I still hope for everything we came here for.  A thriving vegetable patch, flowers at every turn, repaired stone walls, chickens, ducks, sheep, more dogs and of course people.  Will those things happen?  Who knows, but how can we live without dreaming, without hoping beyond hope.  At the end of these days of daily action and single steps, step by step, the only thing I can now do is bow to devotional love, the love of karma of joy of fulfillment in each day, irrespective of the actions taken or the success of individual projects.  

Thank you for the encouragement Sally, Papops and Aunty Sally.

Om shanti, Peace and Love. Beloved. 

River xxx

Wwoof Wwoof!

Hey ho peeps.

A couple of updates on the restoration work and then a piece from River I'll post up after.

Our third Wwoofer arrived yesterday. Liz from Kentucky, via Oz and Dublin and Edinburgh, who is new to Wwoofing. As is Peter who arrived direct from Hungary on Sunday, via New Zealand and Germany. As was Linwei, our very first wwoofer who came for a fortnight in February from China via Florence Uni. So our first 3 "willing workers" have all been first timers. As are we. And its going well.

Linwei helped us gather eucalytpus branches from the midst of the forest to make posts and fences and gates around the kitchen garden. Pruned one section of our woodland bushes then shredded the cuttings to make 22 bags of great woodchip to replace the sawdust we were using. And cooked the best egg fried rice ever!

Peter this week has helped put the soil on the green roof (finally!) ready for seeding shortly, dig over the new herb garden, countless wheel barrow trips with bark chip and compost and rabbit poop for the veggie beds, and an afternoon sawing down the young pine trees in the woods above the house. Plus a cheeky fishing trip to the Zêzere last night.

Our bedroom looks like a greenhouse as River has begun her annual seed push. Little veggies and flowers are in the process of taking over the house. Which is good cos we like veggies and flowers. Alot. And outside we've been busy preparing the beds to plant out the seedlings currently growing inside.

The wee mezzanine storage area is up in the treatment room, the new wood brushed with linseed oil and pigment, and fresh mimosa yellow lime paint caressed onto the walls. My first massage on that table was bliss. And boy how the back holds 2 years of physical labour. Looking forward to giving and receiving regular treatments with River.

And meanwhile Springtime relentlessly pursues her inevitable arrival as the Mimosa explodes in patches of yellow out of the forest heralding to all of nature around it to consider the possibility of allowing themselves to flower at some point soon. Stuff to soothe the soul.

May the Spring sunshine warm all your hearts.


Tuesday, March 1, 2011

"Anyone can sing"

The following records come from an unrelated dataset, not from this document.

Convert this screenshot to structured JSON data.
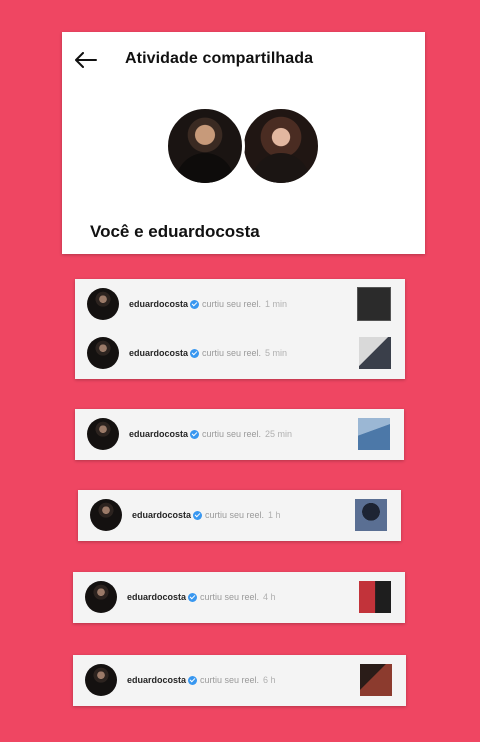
{
  "header": {
    "title": "Atividade compartilhada",
    "back_icon": "arrow-left-icon",
    "subtitle": "Você e eduardocosta"
  },
  "notifications": [
    {
      "user": "eduardocosta",
      "action": "curtiu seu reel.",
      "time": "1 min",
      "thumb_color": "#2b2b2b"
    },
    {
      "user": "eduardocosta",
      "action": "curtiu seu reel.",
      "time": "5 min",
      "thumb_color": "#3a3f4a"
    },
    {
      "user": "eduardocosta",
      "action": "curtiu seu reel.",
      "time": "25 min",
      "thumb_color": "#4c78a8"
    },
    {
      "user": "eduardocosta",
      "action": "curtiu seu reel.",
      "time": "1 h",
      "thumb_color": "#5a6f93"
    },
    {
      "user": "eduardocosta",
      "action": "curtiu seu reel.",
      "time": "4 h",
      "thumb_color": "#c2333a"
    },
    {
      "user": "eduardocosta",
      "action": "curtiu seu reel.",
      "time": "6 h",
      "thumb_color": "#8c3b2e"
    }
  ],
  "colors": {
    "background": "#ef4662",
    "verified": "#3897f0"
  }
}
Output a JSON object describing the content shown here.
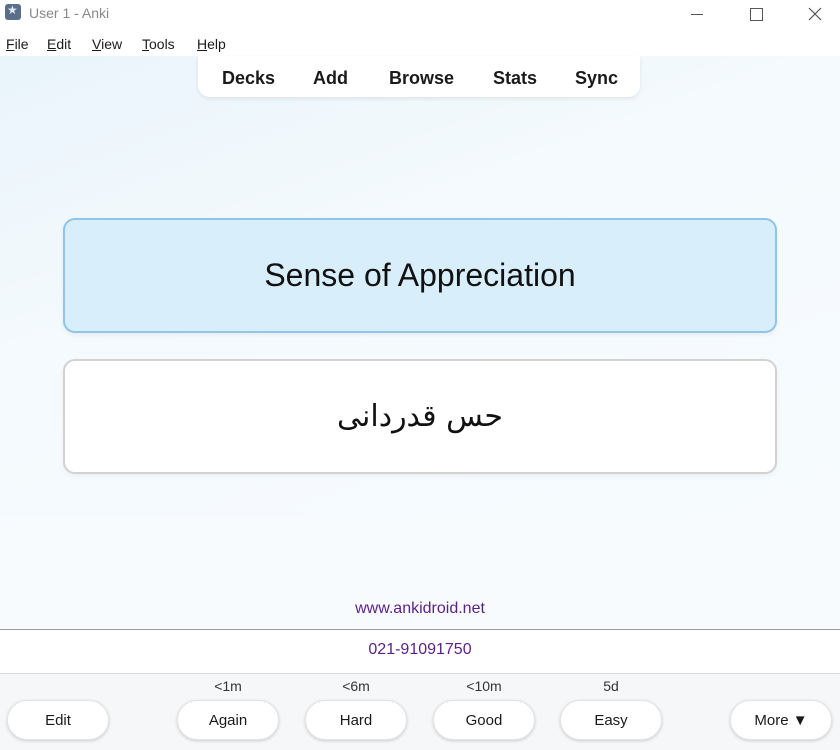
{
  "window": {
    "title": "User 1 - Anki",
    "icons": {
      "app": "anki-star-icon",
      "minimize": "minimize-icon",
      "maximize": "maximize-icon",
      "close": "close-icon"
    }
  },
  "menu": {
    "items": [
      {
        "label": "File",
        "accel": "F"
      },
      {
        "label": "Edit",
        "accel": "E"
      },
      {
        "label": "View",
        "accel": "V"
      },
      {
        "label": "Tools",
        "accel": "T"
      },
      {
        "label": "Help",
        "accel": "H"
      }
    ]
  },
  "toolbar": {
    "items": [
      "Decks",
      "Add",
      "Browse",
      "Stats",
      "Sync"
    ]
  },
  "card": {
    "front": "Sense of Appreciation",
    "back": "حس قدردانی"
  },
  "footer": {
    "website": "www.ankidroid.net",
    "phone": "021-91091750"
  },
  "answer_bar": {
    "edit_label": "Edit",
    "buttons": [
      {
        "label": "Again",
        "interval": "<1m"
      },
      {
        "label": "Hard",
        "interval": "<6m"
      },
      {
        "label": "Good",
        "interval": "<10m"
      },
      {
        "label": "Easy",
        "interval": "5d"
      }
    ],
    "more_label": "More ▼"
  },
  "colors": {
    "front_card_bg": "#d9eefb",
    "front_card_border": "#8dc6e8",
    "link_text": "#5b1f8a"
  }
}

Lots happening here at Moses. We'll put up a proper blog soon with more pics and videos of the forest and gardens restoration work. But read this poem today sent by Panhala. They have some great poems and accompanying photos. (If you fancy subscribing to Panhala, send them a blank email to

Anyone can sing

Anyone can sing. You just open your mouth,
and give shape to a sound. Anyone can sing.
What is harder, is to proclaim the soul,
to initiate a wild and necessary deepening:
to give the voice broad, sonorous wings
of solitude, grief, and celebration,
to fill the body with the echoes of voices
lost long ago to bravery, and silence,
to prise the reluctant heart wide open,
to witness defeat, to suffer contempt,
to shrink, lose face, go down in ignominy,
to retreat to the last dark hiding-place
where the tattered remnants of your pride
still gather themselves around your nakedness,
to know these rags as your only protection
and yet still open - to face the possibility
that your innermost core may hold nothing at all,
and to sing from that - to fill the void
with every hurt, every harm, every hard-won joy
that staves off death yet honours its coming,
to sing both full and utterly empty,
alone and conjoined, exiled and at home,
to sing what people feel most keenly
yet never acknowledge until you sing it.
Anyone can sing. Yes. Anyone can sing.

~ William Ayot ~

And if you're struggling to have anything to sing about, watch even just 1 part of this documentary on the Monarch butterfly and be amazed. Surely we are the same as butterflies....